BOSTON (CBS) — When you get right down to it, the puck-moving defenseman is the NHL equivalent of a quarterback, the CPU at the core of a team’s central nervous system. That is where everything begins, and for the Bruins it is where everything now begins anew.
So maybe that’s how we should all think of Charlie McAvoy, who might be for the Bruins what Jimmy Garoppolo could be for the Patriots.
Can he play? Well, we don’t know that for sure, at least not yet, because the sample is so darned small. And in the case of McAvoy, who made his NHL debut against the Ottawa Senators in the Bruins’ 2-1 victory in Game 1 of the playoffs on Wednesday, the sample is downright microscopic. What McAvoy did was impressive, to be certain, but far more promising was how he looked, something we don’t put enough stock in anymore in an age of supersaturated (and downright smothering) metrics and measurables.
Really, how do you quantify any of that?
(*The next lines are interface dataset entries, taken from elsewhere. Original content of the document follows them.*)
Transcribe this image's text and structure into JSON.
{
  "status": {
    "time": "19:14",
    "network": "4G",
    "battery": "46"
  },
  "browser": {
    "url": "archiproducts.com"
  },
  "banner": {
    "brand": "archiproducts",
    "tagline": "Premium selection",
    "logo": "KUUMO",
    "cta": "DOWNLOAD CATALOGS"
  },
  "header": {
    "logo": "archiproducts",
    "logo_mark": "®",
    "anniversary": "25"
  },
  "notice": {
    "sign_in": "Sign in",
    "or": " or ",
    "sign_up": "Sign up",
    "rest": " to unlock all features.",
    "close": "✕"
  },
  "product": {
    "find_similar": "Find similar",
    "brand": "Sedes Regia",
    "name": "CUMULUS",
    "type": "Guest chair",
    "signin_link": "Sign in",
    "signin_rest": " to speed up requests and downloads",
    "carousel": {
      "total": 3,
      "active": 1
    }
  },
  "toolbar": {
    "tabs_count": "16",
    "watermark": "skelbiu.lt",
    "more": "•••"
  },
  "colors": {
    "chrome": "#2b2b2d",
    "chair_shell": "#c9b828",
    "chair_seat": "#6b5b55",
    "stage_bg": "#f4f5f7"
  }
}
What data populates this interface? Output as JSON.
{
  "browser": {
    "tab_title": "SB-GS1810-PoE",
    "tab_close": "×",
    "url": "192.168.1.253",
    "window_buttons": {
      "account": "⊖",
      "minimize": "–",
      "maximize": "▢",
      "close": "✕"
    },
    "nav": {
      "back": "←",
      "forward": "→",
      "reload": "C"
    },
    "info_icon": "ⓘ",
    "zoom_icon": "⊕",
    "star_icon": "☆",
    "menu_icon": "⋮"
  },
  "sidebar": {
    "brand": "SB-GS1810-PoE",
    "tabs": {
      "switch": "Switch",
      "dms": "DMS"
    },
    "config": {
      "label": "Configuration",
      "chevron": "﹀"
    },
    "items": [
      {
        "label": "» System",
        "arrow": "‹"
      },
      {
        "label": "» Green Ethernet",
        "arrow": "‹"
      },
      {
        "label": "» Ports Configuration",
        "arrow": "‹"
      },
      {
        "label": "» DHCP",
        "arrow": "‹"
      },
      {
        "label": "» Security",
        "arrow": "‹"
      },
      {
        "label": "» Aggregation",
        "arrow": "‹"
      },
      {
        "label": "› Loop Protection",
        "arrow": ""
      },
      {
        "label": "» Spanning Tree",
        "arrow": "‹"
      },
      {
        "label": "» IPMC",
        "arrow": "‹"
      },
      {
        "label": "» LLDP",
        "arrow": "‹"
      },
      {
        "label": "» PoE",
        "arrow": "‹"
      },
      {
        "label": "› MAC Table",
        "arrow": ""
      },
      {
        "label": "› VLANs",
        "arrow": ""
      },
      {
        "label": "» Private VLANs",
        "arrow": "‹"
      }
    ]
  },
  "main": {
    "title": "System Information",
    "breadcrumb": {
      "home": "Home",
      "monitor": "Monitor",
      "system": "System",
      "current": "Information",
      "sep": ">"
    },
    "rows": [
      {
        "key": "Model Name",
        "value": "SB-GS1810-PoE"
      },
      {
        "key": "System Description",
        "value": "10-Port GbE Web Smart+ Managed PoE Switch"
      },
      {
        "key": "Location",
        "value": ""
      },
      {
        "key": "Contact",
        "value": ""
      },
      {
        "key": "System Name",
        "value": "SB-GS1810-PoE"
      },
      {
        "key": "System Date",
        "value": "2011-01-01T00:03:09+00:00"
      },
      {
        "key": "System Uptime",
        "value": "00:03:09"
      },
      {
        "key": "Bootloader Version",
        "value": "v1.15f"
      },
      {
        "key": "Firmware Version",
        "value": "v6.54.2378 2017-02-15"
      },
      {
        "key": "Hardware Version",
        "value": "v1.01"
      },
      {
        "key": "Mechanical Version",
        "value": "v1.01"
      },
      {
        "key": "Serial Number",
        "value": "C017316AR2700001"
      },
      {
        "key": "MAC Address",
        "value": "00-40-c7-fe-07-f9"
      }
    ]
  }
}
If you watched the game on Wednesday, you saw how McAvoy moved, how he passed (tape-to-tape), how the puck literally snapped from his stick to another as if he were playing paddleball. McAvoy looked different and his game sounded different, and if the Bruins get that from him going forward – for days, weeks or years – well, he is a game-changer.
Want another tell? If you can, go back and watch Bruins coach Bruce Cassidy’s postgame interview with NESN broadcasters Jack Edwards and Andy Brickley following Wednesday’s win. When asked about McAvoy, Cassidy downright beamed with a sly grin that made him look like the Cheshire Cat. As much as everyone, Cassidy knows what he may have in McAvoy, who could be the kind of player that makes a coach’s job infinitely easier.
Think about it: when is the last time the Bruins have had a player like this, someone with a combination of size and skill good enough to build an entire defense corps around? And make no mistake, the Bruins believe McAvoy can be that guy. He was drafted 14th overall last summer, about six months before his 19th birthday. He is listed at an even 6-feet and 208 pounds, about half of which seems stored in his cheeks. On Wednesday, he played more than 24 minutes in his very first NHL game, and McAvoy did more than just look like he belonged. He looked like one of the better players on the ice.
Now, before you say it, we’ll say it for you: Slow down. It’s one game. Let’s not get ahead of ourselves. All of that is obvious and true. But more than anything else, the expression on Cassidy’s face late Wednesday should tell you everything you need to know about what the Bruins may have here, particularly in a fast-paced league that is getting faster by the day, that requires the kind of quick thinker, precision passer and reliable pivot who seamlessly turns defense into offense.
What the Bruins may have, in the end, is their quarterback of the future.
Only this time, Tom Brady is not still playing in front of him.